These few particulars, which I learn from Gibbon, will assist me in judging the statement which Paley gives of the faith of the Apostles and the disciples of Jesus, which induced them to pass their lives in dangers, labours, and sufferings. Let us consider what was the condition of the Apostles, what they gave up, and what they got for it. Four of the Apostles were poor fishermen, certainly not a very easy or pleasant mode of life. They quitted it on the first invitation. The other eight, it is said, were also of the lower classes. Shortly after their appointment, they were sent, two and two, in different directions, to make converts. They were directed not to make any provision for <<467>>their journey; either in money or food; on their arrival in a city, they were to inquire who in it were worthy, and to go there and abide with them until they left the place. This, surely, was neither laborious nor dangerous. After their return, they accompanied Jesus in his travels, heard him preach, and were witnesses of the miracles which he is said to have performed. Neither was this a very hard life. They subsisted on the contributions of the believers. One of the twelve carried the purse. We do not find that either the master or the disciples were ill-treated at any of the places where they addressed the people. The worst that happened was that Jesus was not believed, and the contributions stopped. At one place, where Jesus gave the devils permission to enter into a drove of swine, the inhabitants came out in a body, and besought him to leave their coasts. That a man should go about preaching, and at times collecting a crowd of four or five thousand people, was a proceeding which would hardly be tolerated by any government; yet it seems strange it should not have attracted the attention of the Romans, and would almost make us suspect that the number of persons collected on the two occasions, when it is said Jesus fed them, was grossly exaggerated. On the occasion when many of the disciples left him, he asked the twelve whether they also would go. Peter answered, “To whom shall we go? Thou hast the words of eternal life.” But, independent of the spiritual comforts which they were promised, they had the actual enjoyment of temporal benefits; the females from whom devils had been expelled, and who had been cured of their infirmities, were not ungrateful; Mary Magdalen, Joanna, and Susannah, and many others ministered to him of their substance. When Jesus was betrayed, all the apostles deserted him and fled; but it does not appear from the gospels that they were sought after or annoyed after the crucifixion of Jesus.
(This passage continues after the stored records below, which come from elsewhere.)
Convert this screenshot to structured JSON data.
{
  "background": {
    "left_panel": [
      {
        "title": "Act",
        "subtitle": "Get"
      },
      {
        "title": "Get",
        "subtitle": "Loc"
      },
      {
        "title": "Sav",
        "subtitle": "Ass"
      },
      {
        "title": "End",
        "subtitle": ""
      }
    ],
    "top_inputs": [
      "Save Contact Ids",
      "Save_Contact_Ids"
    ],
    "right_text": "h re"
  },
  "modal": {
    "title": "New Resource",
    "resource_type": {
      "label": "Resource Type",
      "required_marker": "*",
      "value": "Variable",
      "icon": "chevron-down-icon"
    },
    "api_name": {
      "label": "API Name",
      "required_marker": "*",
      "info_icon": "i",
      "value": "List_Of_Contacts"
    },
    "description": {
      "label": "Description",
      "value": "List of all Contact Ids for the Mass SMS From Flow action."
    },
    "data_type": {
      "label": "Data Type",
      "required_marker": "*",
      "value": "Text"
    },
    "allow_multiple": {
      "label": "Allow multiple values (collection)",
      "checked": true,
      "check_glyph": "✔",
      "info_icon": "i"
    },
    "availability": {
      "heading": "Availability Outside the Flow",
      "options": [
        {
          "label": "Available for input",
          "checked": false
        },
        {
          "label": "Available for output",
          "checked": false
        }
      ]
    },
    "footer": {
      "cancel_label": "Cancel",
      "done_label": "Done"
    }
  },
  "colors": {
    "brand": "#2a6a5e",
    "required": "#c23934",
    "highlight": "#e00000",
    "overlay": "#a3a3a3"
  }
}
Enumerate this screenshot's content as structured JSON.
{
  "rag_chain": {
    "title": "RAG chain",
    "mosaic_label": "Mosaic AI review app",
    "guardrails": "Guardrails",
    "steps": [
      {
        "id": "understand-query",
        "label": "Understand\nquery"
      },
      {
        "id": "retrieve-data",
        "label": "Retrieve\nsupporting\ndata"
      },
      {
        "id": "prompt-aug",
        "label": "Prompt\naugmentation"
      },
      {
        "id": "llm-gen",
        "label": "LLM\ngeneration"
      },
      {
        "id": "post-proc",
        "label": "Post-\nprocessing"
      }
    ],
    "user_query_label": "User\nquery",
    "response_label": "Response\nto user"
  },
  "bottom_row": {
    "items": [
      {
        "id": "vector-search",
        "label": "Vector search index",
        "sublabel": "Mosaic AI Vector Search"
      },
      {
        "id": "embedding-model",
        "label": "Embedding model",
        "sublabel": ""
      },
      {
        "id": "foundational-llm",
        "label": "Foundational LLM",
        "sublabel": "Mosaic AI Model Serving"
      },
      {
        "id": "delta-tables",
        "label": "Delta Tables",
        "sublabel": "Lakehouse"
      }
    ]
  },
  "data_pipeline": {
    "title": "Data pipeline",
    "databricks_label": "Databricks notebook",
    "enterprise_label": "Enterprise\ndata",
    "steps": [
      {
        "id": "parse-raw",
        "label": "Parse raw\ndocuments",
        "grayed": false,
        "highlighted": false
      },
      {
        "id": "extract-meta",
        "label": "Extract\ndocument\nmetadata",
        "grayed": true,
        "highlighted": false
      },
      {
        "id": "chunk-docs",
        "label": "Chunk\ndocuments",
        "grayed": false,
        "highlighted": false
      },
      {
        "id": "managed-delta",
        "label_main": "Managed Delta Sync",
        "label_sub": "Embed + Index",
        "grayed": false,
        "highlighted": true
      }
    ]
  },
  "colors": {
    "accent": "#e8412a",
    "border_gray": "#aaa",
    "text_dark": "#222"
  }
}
It therefore does not appear that they lived a laborious or dangerous life, which is the first part of the assertion of Paley.